However, if you entered this screen by using the “Tools” menu, you may not be able to see the current data, and instead may see a “data unavailable” message here.  In this case, you may notice asterisks showing where the values of references would normally be.  This is because the data is still currently being loaded, and is not yet ready to be used by the variable editor.  You must be on step 7 or later in Dynamo MC in order to see data in the variable editor when accessing it from the “Tools” Menu.

Using References

Available references: This is a list of the references that can be used in the attributes.  Different references will be available depending on the attribute you have selected.  Available references are always shown in blue, whereas unavailable references are shown in grey.

Selecting a reference causes the “Selected reference explanation” and “Selected reference value” boxes to appear.

The “Selected reference Explanation” box describes the selected reference and gives examples of some possible values that can occur when using it.

The “Selected reference value” box shows the current value of this reference within the current data.  Remember that this value will change when other data is loaded.

Available references can be dragged and dropped into the input boxes just like you drag and drop variables within the comment steps of Dynamo MC.  You can also spell them out by placing their names within double square brackets ([[ ]]), but most of the time it is just easier to drag and drop them.

As we’ve seen before, Reference names are shown in blue in the input boxes, and the values of these outputs are shown in green in the output boxes.  Errors are shown in red, and static text is shown in black.

Try experimenting with the available references in an input field until the output text matches what you’d like to see.

A Quick Note on Errors

A quick note on errors:  You will sometimes see the value “{the trend is unknown}” appear in red when you are using a data set that is lacking in data.  You will probably see this fairly regularly if you look at condo attributes when you didn’t actually load any condo data.  In this case, this error is not a problem – The trend is unknown because there is no data.

You may also see the value “undefined” when a calculation is not mathematically possible.  This also happens as a result of not having enough properties within the 1004MC time windows.  You may encounter “undefined” if you use the “Change” or “Change+-” references.  If you regularly see this in your data, consider using the one of the “ByChangeEmptyWhen” references, as these will result in empty values being shown, and never “undefined”.

If you see an error while using your variables, you should…

  • verify that your data includes sufficient properties to perform an analysis, and also
  • verify that you have supplied the correct effective date.

Be on the lookout for these errors in your comments as well.
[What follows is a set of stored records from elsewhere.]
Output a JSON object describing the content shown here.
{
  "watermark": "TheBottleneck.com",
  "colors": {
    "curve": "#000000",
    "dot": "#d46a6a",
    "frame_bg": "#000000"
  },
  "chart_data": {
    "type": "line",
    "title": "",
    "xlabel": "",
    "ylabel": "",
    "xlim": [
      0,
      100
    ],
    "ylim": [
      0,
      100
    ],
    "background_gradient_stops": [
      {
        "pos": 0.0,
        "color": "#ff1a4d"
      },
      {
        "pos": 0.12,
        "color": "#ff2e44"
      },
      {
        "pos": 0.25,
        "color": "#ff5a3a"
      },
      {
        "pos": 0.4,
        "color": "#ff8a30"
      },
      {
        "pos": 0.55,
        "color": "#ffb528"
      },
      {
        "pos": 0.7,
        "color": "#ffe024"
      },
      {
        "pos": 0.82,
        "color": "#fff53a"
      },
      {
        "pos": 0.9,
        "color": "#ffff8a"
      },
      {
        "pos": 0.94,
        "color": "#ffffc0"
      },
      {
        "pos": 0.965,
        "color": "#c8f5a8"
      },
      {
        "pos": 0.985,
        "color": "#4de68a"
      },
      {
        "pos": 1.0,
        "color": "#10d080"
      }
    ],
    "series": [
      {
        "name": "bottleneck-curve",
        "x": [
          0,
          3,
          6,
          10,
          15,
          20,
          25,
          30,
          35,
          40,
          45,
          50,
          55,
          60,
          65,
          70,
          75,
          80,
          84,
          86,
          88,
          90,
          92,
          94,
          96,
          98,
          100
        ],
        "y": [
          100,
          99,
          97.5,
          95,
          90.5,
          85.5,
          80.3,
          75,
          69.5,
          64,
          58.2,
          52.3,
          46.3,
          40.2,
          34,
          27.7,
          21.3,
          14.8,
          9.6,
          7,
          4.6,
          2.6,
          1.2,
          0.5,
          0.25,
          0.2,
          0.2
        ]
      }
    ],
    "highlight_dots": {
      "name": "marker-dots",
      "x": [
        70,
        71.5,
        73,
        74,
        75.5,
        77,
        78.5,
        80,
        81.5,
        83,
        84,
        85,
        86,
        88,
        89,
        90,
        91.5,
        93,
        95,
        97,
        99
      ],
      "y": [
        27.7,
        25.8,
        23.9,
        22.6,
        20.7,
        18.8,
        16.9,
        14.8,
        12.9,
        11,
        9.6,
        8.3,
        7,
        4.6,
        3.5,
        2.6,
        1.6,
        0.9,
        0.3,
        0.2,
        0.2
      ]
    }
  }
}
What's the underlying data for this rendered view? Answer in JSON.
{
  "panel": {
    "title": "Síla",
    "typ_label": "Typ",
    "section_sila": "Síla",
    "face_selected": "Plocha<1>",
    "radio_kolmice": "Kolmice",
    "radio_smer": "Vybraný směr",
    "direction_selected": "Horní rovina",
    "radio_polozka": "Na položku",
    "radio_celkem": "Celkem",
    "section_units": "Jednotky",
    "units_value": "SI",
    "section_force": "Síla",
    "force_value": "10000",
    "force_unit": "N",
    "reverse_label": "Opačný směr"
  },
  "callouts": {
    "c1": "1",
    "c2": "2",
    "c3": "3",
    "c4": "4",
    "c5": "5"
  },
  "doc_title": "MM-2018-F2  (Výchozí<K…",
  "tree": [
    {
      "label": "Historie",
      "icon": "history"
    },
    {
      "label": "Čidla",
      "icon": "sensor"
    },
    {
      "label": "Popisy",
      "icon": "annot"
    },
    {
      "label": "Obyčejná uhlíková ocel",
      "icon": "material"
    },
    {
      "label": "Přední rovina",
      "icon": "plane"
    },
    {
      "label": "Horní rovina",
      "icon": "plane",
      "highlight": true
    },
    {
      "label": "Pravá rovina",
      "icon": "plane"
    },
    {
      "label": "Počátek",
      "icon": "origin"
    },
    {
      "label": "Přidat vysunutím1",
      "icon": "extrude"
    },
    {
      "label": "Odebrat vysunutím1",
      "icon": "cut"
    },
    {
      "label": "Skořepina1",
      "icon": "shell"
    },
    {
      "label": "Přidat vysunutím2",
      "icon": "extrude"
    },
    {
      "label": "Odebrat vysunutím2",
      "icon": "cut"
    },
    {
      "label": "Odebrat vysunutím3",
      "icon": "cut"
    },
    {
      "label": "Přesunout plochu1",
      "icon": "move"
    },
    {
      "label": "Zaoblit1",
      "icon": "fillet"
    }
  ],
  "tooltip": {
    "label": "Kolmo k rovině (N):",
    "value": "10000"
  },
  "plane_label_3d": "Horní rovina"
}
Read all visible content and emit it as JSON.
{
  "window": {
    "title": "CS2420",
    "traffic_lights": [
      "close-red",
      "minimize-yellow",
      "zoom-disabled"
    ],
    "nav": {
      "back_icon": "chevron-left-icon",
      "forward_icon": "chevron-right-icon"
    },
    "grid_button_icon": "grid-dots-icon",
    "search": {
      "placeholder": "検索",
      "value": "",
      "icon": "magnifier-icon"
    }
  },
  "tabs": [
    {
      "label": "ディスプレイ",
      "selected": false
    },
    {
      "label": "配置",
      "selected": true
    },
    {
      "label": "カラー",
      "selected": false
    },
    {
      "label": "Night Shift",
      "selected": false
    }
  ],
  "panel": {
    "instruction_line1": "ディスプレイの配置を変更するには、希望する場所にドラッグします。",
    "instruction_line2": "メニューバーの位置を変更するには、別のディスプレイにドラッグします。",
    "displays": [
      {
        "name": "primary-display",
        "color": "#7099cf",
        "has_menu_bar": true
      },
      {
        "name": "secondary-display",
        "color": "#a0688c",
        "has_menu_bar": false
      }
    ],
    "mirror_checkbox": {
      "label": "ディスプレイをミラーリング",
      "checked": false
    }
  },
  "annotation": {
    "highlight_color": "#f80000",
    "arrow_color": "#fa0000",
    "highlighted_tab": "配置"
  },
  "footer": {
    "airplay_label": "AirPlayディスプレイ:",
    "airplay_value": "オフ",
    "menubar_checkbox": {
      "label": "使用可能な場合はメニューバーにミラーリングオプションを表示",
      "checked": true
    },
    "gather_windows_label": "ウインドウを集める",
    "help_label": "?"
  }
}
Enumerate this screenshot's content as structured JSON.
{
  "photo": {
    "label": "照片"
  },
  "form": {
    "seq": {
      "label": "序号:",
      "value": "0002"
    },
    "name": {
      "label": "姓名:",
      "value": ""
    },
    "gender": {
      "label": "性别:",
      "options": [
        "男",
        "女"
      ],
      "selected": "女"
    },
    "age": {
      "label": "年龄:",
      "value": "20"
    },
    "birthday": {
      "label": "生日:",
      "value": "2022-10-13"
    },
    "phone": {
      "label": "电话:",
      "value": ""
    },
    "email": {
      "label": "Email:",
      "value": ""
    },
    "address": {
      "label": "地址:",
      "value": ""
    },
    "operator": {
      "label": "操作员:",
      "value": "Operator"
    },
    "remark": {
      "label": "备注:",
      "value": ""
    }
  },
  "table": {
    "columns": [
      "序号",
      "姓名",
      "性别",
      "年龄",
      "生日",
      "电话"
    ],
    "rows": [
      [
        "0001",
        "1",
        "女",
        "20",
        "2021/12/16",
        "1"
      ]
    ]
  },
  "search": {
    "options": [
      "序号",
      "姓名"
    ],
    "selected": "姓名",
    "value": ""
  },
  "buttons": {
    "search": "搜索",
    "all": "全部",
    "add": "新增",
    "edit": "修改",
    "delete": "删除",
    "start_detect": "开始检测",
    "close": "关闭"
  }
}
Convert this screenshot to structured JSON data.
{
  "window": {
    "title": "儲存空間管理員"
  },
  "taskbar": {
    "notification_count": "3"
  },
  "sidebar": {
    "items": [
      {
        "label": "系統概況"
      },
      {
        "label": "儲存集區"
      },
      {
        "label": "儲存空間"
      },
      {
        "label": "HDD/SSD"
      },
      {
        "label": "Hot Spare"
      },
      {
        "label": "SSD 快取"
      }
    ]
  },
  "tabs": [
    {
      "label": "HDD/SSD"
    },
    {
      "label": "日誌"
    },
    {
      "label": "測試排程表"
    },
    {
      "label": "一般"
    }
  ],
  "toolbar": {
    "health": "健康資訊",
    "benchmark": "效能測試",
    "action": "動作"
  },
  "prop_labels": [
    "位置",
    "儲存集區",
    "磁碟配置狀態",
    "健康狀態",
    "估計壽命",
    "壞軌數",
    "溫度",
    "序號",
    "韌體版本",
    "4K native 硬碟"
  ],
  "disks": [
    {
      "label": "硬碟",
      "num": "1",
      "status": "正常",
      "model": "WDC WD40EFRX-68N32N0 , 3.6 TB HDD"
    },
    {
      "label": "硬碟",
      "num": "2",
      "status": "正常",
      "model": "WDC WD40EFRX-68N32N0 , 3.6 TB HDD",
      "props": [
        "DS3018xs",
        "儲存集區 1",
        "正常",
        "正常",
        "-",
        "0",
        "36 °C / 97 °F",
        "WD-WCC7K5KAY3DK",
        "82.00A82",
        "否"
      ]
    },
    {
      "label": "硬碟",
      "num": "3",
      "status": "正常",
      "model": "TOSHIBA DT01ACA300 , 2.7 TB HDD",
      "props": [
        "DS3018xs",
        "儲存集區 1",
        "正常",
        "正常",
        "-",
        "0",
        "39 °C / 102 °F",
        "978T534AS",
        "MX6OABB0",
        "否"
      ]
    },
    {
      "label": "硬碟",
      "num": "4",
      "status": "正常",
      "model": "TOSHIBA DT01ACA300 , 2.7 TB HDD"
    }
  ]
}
If they are showing up in your output within Dynamo MC, they would also be passed on to your appraisal report.

Manually Correcting Errors

Although it is rare, in some assignments you may be forced to use data that doesn’t have many data points due a lack of comparables in the market.  In this case, you will have to manually change your comments once they have been exported to your appraisal file.   Don’t worry – this should be a very rare exception, and one that you may never encounter.

The End

For now, we are finished changing our variables.  The new variable value will be available on the comments steps of Dynamo MC once we have clicked “Save & Exit”.
This concludes this help video.  If you are still having problems, please check the help page at using the link below.  You may always reach us at

Comments are closed